    It seems that an old Servicing Stack Update (or the lack of) is to blame for the error 0x8000FFF users have been experiencing with Windows 7 and the update this month. Servicing Stack KB 3177467 (September 2016) is a prerequisite for KB 4457144 2018-09 Security Quality Monthly Rollup for Win7. It must be installed prior to the September Rollup.

    This Servicing Stack Update KB 3177467 can be downloaded from the MS Update Catalog for 32-bit of 64-bit Windows 7.

    If you are not familiar with manual download/install from the Catalog, you can download the update by clicking on the 32-bit or 64-bit links above. Save the download to a known location. Close any open programs then double click on the downloaded file, agree to install, and reboot the computer when asked. After rebooting, you should be able to install the September Rollup. (Waiting for the DEFCON number to be 3 or above, of course.)

    This SSU also applies to Server 2008 R2

    Information  ComputerWorld Woody on Windows.

  • Rumors of a new, updated Coffee Lake chipset for Win7

    It isn’t like you’ll be able to install and update Win7 on a fancy new power-mad PC. But it’s looking more and more like Intel and Microsoft may come to a cease-fire long enough to slip in a new, more powerful version of the old Coffee Lake processor.

    Interesting, if it comes to pass – specifically for those who would like to run new-ish hardware with a stable operating system.

    Computerworld Woody on Windows.

  • This month’s Win7 patches KB 4034664, KB 4034679 causing second-screen problems

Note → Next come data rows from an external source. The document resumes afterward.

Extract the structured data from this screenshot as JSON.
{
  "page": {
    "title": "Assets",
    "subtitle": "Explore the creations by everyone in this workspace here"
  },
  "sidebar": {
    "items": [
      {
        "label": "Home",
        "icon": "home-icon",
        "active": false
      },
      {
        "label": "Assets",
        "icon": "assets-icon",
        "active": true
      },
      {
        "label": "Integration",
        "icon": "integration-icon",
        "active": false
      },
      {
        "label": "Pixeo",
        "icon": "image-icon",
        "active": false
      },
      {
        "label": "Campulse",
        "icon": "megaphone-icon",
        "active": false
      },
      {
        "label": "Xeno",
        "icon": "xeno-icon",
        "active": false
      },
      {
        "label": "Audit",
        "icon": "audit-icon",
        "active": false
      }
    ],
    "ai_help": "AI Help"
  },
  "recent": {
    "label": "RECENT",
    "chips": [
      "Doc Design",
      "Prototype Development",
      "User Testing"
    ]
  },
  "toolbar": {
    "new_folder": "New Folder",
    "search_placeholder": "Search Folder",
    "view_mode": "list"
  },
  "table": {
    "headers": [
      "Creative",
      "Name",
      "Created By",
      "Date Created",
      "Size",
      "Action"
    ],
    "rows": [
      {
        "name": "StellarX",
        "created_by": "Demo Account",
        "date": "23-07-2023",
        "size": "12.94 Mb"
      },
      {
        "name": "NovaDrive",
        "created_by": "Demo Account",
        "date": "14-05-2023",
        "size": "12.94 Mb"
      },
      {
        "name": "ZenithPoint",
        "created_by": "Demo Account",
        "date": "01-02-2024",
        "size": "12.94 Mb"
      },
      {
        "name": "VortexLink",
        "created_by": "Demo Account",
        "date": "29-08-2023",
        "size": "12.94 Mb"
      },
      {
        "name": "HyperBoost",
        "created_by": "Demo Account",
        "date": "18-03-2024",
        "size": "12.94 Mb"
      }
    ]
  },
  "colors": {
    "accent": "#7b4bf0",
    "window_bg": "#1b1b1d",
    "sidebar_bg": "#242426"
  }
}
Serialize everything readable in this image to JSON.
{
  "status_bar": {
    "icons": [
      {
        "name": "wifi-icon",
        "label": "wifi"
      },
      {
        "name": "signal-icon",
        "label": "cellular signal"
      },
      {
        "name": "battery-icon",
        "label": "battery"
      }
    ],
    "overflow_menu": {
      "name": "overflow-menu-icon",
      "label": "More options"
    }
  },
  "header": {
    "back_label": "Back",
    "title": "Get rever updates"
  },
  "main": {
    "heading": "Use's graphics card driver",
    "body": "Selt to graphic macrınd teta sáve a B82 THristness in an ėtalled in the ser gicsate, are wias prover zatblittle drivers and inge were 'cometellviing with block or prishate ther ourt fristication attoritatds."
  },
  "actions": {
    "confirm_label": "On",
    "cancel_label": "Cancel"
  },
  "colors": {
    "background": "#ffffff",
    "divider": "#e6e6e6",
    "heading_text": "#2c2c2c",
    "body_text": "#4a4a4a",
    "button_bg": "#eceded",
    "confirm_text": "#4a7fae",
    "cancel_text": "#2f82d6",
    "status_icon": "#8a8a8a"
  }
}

    I pointed to Günter Born’s expose on Saturday. Now we have a full description of the bug — and proof of concept code! — thanks to Christian “NineBerry” Schwartz and his Wolfsbeeren blog.

    Computerworld Woody on Windows